Doug was born on the 25th June 1920 in South Perth in Western Australia. On the 23rd July 1940, at 20 years of age, he enlisted in the RAAF, initially training as a pay clerk, and was sent to Mt Gambier as Paymaster Sergeant in January 1941.
Keen for flight duty, he applied to transfer to air crew, which he achieved after being posted to the Middle East in August 1941, with 451 Squadron RAAF in the Western Desert, Egypt. He was one of ten to twelve pilots and fifteen to twenty technicians from South Australia. His flying duties commenced with 234 Wing in Lysander aircraft, as Field Cashier.
Following this, he completed elementary flying training in the Empire Training Scheme at Hillside, southern Rhodesia in November 1942. He proved to be an excellent trainee, winning the trophy for Best Cadet. He had operational training in Palestine on fighter recce work in Hurricanes and Spitfires.
Survival was not easy, as can be gauged by the number of casualties in Squadron 451 through enemy action. In the order of 40% of pilots, 60% of aircraft, and some ground staff were lost through bombing and strafing by German Stukas and ME 109s.
After being awarded his wings in May 1943, Doug returned to the Middle East war zone, and was posted to 208 Squadron RAF in Syria, as the only Aussie. There, he was involved on special duties on Auster, (see photo of an AusterAOP Mk 111) Harvard and Hurricane aircraft. His duties included conveying Turkish senior staff from the Syrian border to Cairo, and training Turkish pilots in Palestine at Megiddo in preparation for operation Cicero, the reoccupation of Greece through Turkey. He was then involved in exercises with HMAS Ajax in which Spitfires were used to control naval guns firing on unseen strategic targets in the Gulf of Suez. These methods were later successfully employed for the invasion in the south of France as well.
Somehow during all this action, Doug was able to take time off to locate his younger brother, a junior officer on a merchant ship unloading armaments at Haifa. A great reunion ensued, which resulted in sore heads the next morning.
208 Squadron was then ordered to Italy after the German spy Cicero had blown security, and Doug was involved in operations on the Adriatic Coast of Italy, including strategic fighter reconnaissance missions from beach landing strips. This was done in close support of the 8th British Army and American Armies, and included fighter support and artillery control prior to the final successful assault on Mone Cassino and the fall of Rome prior to the D Day invasion on the 6th of June.
An important part of Doug’s flying duties was the carrying of personnel, messages and spare parts in the Squadron’s Auster, a low speed, unarmed and vulnerable aircraft.
After this, the Squadron continued to harass Rommel as the Germans retreated to the north of Florence to the Futa Pass. This occured with the loss of six pilots (in seven months) through enemy action and two more through mid-air collisions and accidents.
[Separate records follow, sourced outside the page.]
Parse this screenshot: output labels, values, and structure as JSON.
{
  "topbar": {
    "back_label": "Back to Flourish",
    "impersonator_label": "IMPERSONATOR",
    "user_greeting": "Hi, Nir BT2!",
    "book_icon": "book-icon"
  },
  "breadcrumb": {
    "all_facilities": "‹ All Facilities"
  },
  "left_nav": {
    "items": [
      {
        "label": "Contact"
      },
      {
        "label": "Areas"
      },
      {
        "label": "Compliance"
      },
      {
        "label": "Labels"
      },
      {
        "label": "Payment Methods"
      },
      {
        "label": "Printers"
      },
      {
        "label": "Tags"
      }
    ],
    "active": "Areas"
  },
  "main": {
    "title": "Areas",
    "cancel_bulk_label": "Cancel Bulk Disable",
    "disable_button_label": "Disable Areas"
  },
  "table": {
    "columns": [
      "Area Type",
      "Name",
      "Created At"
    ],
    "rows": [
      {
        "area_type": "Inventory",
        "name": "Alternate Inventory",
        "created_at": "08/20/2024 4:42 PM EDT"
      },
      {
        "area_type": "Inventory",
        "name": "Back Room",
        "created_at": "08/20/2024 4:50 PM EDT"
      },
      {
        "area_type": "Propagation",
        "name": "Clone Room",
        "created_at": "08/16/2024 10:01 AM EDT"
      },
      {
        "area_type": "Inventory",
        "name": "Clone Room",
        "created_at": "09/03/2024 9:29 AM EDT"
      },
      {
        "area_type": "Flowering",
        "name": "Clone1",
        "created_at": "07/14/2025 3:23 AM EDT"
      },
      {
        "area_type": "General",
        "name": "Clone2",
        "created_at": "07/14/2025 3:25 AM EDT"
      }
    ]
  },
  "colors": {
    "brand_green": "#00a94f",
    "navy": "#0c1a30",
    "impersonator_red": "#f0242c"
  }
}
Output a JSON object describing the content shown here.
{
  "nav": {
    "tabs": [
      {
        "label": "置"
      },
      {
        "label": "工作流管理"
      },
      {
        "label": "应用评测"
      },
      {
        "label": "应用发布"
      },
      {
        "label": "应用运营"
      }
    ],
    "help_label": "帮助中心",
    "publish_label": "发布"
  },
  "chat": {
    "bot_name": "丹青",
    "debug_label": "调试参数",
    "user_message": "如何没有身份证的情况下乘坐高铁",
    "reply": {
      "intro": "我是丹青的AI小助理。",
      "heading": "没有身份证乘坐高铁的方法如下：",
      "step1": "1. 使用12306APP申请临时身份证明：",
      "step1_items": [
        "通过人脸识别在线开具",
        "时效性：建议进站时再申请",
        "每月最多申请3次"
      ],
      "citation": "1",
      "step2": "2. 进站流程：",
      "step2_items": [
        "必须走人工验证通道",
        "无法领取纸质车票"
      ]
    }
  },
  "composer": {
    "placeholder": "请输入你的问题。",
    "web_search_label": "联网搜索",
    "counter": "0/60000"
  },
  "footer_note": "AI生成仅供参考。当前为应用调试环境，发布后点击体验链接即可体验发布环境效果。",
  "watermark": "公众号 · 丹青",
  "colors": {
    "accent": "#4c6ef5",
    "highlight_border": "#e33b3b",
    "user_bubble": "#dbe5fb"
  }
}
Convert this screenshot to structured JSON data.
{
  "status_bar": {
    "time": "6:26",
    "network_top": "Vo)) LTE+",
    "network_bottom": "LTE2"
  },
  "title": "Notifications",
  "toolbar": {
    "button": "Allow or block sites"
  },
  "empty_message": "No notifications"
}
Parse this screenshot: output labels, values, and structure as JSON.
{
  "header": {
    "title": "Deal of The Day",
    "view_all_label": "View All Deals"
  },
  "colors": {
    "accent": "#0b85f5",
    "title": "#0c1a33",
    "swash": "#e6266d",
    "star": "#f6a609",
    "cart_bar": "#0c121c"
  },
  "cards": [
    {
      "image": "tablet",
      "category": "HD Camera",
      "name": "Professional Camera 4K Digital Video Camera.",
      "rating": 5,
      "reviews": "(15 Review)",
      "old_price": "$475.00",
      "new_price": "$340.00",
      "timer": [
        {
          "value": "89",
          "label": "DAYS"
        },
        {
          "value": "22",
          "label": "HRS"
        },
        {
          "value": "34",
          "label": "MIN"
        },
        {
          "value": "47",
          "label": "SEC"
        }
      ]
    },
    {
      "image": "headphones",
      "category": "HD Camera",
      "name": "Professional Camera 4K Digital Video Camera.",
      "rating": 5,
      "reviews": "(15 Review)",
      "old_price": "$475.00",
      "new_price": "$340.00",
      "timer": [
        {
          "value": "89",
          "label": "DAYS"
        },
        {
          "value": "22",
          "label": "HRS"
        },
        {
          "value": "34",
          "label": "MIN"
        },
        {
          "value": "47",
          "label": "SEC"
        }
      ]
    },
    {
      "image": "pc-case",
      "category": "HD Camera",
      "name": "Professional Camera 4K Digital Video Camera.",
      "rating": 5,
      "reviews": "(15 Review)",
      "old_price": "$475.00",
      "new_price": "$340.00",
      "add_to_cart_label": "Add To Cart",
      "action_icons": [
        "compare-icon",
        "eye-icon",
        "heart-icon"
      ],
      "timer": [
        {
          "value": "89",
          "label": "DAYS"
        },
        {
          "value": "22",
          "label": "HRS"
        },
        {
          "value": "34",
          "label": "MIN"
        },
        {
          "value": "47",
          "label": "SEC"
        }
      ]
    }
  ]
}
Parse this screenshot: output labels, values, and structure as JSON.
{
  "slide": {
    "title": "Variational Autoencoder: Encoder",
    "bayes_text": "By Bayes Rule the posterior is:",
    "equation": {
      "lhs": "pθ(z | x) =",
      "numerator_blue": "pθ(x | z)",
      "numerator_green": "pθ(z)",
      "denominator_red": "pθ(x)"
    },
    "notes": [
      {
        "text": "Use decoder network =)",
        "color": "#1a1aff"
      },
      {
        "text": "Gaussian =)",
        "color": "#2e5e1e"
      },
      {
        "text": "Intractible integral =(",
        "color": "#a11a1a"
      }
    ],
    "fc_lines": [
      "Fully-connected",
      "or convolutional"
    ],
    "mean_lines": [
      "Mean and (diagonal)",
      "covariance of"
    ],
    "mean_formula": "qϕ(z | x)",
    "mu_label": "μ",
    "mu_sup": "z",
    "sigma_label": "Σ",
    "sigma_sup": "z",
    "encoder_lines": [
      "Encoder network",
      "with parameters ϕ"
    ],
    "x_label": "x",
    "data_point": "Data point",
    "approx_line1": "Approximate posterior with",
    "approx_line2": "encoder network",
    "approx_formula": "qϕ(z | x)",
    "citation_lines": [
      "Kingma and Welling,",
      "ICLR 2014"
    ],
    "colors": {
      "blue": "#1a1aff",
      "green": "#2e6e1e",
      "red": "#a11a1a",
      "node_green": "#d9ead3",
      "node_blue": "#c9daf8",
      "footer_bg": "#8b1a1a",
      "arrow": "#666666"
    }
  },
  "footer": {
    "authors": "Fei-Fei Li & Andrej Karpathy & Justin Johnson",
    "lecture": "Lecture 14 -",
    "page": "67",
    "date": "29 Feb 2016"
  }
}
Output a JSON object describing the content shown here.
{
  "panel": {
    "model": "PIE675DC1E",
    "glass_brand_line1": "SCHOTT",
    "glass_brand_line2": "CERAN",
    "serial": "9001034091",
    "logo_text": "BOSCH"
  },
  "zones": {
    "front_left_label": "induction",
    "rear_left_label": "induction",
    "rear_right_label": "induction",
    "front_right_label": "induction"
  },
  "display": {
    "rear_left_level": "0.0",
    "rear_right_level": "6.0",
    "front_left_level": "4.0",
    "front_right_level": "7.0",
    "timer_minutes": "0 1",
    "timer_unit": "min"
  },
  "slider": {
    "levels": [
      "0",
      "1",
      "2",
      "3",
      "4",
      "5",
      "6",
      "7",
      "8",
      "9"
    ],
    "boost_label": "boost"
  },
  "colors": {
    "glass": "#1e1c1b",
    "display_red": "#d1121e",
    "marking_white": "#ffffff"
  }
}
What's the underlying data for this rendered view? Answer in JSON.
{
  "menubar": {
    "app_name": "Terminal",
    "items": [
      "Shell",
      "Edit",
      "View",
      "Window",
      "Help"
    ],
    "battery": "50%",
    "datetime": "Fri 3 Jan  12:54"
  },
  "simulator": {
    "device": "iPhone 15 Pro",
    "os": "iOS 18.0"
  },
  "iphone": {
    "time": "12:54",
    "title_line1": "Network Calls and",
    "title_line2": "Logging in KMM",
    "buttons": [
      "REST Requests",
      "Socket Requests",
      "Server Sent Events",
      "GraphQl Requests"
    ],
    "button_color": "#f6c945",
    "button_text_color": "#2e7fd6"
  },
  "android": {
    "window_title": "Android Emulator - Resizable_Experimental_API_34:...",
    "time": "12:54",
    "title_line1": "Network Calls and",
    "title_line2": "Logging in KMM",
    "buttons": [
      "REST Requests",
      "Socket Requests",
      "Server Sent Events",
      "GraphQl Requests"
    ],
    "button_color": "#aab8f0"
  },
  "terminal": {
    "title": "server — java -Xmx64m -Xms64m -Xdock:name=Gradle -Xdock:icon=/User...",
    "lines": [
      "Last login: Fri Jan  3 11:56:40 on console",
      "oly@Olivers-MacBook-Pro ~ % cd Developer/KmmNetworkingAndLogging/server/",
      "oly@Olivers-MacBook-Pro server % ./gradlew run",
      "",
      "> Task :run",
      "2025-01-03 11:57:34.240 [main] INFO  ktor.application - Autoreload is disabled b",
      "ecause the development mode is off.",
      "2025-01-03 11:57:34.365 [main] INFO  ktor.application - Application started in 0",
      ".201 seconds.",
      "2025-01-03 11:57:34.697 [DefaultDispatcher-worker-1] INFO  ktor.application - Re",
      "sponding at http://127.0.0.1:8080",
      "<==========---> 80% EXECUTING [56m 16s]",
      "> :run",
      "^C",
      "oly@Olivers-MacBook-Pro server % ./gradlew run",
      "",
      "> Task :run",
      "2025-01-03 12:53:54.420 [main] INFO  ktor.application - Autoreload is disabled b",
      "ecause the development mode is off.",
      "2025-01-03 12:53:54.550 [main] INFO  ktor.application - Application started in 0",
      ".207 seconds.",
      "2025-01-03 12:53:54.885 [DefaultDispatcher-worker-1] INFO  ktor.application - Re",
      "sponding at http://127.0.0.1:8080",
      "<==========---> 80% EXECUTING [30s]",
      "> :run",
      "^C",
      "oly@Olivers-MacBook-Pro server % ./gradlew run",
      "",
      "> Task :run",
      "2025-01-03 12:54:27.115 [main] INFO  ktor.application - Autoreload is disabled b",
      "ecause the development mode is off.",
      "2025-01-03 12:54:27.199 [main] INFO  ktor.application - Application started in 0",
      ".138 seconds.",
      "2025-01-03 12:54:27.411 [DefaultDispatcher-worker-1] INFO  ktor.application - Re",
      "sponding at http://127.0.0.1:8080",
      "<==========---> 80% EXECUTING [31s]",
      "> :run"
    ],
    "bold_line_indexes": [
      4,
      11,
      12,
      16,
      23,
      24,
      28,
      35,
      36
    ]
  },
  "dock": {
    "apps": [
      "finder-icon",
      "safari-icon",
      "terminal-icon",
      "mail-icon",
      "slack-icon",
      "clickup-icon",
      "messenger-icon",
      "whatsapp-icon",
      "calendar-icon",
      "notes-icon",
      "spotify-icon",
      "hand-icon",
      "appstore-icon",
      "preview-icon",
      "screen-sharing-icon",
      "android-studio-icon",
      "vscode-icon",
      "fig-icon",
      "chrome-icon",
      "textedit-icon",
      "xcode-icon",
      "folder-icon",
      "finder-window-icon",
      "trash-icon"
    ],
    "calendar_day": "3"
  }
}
In summary, Doug’s service included four and a half years with the RAAF and a year with 208 Squadron RAF, completing 123 sorties in Spitfires in support of the 8th British Army. His character was commented on by two of his superior officer in their assessment of him on leaving 208 Squadron:
“An above average officer, excels in sport, popular with all ranks and possesses considerable zeal and energy.” Commanding Officer Lieutenant Commander J. Blauuw.
“A useful type of officer to have in a squadron.” Group Captain Milligan, Commanding Officer of 285 Wing RAF – 12th July 1944.
He returned to Australia by troop ship and was was discharged on the 3rd October 1945 at APO Adelaide. After a long post war career in wine making he was made a Member of the Order of Australia for service to the wine industry.
The following photos are of Doug, from Austers to Spitfires and back again…amazing.
Updated by Vince Conant
The Spitfire Association